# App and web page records
# # # # #
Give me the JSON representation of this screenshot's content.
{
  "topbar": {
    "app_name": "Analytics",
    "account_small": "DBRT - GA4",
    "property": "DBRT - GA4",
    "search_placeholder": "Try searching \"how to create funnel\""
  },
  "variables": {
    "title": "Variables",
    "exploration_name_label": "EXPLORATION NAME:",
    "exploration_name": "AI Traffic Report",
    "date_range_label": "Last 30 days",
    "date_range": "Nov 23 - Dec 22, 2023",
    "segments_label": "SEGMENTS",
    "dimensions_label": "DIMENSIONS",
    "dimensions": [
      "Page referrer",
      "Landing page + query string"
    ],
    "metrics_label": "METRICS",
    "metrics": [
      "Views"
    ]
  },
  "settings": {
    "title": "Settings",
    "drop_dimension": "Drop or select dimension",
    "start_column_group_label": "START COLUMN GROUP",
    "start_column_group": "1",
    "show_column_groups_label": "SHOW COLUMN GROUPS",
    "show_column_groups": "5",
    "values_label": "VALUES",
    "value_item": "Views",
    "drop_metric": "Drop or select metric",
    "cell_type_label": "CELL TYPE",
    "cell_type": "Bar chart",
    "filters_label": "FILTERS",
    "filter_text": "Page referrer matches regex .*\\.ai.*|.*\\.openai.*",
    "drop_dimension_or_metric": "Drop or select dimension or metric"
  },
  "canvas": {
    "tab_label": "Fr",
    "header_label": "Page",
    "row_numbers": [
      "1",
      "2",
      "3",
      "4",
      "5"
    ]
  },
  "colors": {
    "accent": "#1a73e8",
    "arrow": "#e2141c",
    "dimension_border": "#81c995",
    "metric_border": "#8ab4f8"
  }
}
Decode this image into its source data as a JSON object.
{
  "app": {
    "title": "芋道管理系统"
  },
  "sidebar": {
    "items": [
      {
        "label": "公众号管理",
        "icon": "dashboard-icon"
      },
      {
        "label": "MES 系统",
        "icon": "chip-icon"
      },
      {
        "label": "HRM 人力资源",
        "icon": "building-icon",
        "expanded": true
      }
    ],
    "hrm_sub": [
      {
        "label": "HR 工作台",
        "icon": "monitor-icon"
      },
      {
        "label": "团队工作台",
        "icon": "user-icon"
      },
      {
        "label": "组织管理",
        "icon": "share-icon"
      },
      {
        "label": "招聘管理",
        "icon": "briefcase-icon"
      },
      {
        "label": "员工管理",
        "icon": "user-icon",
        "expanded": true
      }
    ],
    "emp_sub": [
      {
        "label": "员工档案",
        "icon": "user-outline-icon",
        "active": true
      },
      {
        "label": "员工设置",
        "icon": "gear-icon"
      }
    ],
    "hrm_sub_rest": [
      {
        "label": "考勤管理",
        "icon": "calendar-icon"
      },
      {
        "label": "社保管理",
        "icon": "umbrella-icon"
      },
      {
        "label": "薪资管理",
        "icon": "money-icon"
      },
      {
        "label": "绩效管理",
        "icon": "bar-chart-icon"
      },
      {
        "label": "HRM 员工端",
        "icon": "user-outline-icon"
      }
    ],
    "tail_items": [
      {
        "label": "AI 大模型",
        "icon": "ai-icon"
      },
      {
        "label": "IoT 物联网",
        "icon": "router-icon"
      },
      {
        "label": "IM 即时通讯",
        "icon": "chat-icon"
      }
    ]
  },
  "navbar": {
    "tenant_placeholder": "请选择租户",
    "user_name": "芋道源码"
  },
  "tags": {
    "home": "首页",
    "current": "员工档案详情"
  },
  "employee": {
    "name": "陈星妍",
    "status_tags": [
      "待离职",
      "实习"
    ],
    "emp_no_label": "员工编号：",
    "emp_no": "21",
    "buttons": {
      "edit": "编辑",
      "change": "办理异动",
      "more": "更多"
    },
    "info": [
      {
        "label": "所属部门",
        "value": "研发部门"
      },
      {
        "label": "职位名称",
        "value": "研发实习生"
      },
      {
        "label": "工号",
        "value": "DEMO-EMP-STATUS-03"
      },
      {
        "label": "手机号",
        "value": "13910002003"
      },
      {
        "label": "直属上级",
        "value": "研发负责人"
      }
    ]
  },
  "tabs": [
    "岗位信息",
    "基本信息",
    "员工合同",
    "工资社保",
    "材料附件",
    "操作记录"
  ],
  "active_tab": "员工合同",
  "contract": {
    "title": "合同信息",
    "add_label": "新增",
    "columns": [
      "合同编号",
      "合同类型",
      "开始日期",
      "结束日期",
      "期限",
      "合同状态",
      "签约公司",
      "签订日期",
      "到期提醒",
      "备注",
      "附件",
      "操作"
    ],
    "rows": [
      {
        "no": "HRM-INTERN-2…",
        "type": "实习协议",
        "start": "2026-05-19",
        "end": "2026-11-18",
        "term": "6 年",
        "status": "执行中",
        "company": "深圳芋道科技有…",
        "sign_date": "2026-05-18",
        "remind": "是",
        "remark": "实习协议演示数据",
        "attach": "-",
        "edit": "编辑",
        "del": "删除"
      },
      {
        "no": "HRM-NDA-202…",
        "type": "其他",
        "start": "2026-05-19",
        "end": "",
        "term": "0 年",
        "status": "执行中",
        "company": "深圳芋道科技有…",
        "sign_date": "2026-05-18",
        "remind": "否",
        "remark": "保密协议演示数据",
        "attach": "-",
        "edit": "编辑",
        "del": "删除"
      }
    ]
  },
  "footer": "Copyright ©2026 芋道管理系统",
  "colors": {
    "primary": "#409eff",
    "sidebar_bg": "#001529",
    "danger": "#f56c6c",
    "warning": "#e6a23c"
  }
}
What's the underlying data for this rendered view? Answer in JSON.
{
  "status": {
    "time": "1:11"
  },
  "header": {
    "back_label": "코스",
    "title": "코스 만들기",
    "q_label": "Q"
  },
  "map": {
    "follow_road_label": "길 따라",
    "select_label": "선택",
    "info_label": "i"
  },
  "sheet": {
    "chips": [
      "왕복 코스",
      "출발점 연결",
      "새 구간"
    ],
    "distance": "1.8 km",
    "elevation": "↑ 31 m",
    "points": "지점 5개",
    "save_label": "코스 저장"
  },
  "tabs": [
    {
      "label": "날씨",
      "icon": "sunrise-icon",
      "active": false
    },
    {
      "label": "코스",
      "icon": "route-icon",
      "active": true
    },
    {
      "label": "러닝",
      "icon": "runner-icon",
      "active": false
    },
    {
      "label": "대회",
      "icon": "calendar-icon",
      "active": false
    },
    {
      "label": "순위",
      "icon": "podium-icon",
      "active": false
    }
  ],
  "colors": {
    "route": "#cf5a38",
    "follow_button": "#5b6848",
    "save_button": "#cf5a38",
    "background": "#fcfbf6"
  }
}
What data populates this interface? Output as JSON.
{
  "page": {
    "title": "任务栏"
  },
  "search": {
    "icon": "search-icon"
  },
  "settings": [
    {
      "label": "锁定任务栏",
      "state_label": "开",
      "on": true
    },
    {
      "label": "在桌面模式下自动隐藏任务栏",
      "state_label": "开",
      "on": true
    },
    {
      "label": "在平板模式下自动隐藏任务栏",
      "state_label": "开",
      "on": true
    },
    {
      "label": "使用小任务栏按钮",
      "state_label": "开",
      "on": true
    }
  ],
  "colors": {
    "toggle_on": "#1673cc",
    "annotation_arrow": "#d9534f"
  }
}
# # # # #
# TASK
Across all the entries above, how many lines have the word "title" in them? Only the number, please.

# OUTPUT OF THE EXERCISE
6